A unique selling point (USP), also called a unique selling campaign, is basically something that differentiates you from your competition, that is presented in an advantageous way to your customer.
All other things being equal, USPs are essentially reasons a potential customer should place their order with you, rather than somebody else.
For example, with one of our advertiser campaign, he owned the patent to a particular feature of his product that he claimed made it more secure than a standard product installed by his competitors.
As selling product online, you can be sure that you showed customers this feature, and what it meant to them in terms of increased security; and you emphasized that this was unique to your product, since the technology was patented. In short, it was a unique selling point, a reason to buy from you, instead of anybody else.
It’s useful to develop a set of unique selling points before you actually create the product, because (a) you can then build them into the product in advance, and (b) you’re thinking in advance about the angles you can use in your sales material.
With a little imagination we’re sure you could come up with several USPs.
If you’ve evaluated the competition, you’ll have some ideas for building some features into your product that are uniquely different from your competitors, that can be translated into benefits for the customer.
When it comes to information products, it’s actually quite easy to build in USPs, because you can add material that will be unique to your own product.
For example, a particular technique or piece of knowledge may not be unique in itself, but you can almost always present it in such a way that it becomes unique – perhaps by sharing an experience of how you used the information, or more deeper insights that aren’t as widely known.
Insights, examples and experiences can easily become unique, if they haven’t been shared elsewhere.
There’s one important point to understand about unique selling points.
They should be easily translatable into actual benefits for the customer. So if your product is “28% faster than the nearest competitor”, what does that mean for the customer? What’s in it for them? If it means they will get to work faster, then it’s saving them time – which is the actual benefit of being 28% faster.

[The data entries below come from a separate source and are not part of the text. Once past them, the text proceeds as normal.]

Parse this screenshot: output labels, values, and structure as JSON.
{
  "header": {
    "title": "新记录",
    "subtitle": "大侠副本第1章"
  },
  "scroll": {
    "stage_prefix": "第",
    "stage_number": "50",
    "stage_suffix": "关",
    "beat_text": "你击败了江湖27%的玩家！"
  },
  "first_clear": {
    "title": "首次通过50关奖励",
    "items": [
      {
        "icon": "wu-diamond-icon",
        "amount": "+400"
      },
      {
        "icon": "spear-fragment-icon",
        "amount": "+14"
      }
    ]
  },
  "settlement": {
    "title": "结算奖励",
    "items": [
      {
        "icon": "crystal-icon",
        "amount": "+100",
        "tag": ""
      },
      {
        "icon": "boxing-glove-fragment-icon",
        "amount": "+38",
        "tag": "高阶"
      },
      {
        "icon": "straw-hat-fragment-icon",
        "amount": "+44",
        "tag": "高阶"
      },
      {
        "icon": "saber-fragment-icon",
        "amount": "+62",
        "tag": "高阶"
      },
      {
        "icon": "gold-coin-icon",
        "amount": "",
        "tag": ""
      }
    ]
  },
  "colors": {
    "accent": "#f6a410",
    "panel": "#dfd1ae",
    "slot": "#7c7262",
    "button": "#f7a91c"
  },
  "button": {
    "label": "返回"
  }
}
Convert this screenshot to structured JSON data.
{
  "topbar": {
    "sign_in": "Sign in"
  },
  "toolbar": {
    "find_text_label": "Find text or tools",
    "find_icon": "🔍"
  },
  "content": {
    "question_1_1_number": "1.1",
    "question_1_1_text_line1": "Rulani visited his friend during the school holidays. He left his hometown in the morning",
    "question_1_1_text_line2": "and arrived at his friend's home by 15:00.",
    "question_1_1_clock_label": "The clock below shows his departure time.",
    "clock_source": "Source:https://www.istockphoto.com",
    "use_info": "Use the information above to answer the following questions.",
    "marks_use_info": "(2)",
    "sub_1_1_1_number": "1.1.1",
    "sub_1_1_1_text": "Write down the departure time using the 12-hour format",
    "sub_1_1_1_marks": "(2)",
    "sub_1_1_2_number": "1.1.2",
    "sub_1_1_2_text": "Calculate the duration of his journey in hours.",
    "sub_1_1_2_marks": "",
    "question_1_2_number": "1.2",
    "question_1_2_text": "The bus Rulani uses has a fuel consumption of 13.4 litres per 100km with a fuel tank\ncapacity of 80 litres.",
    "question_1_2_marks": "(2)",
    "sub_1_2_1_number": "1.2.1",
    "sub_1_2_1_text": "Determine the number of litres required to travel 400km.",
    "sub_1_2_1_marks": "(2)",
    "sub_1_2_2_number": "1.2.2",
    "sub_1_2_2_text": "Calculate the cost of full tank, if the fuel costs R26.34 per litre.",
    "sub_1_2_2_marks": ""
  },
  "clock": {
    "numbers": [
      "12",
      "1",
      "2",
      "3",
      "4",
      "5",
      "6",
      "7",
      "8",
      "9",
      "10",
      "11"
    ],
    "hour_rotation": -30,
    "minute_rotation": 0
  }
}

After we have shown this technique in our newsletter, we get lots of positive feedbacks from our advertisers. Their campaigns perform very well. Starting to run the campaign now!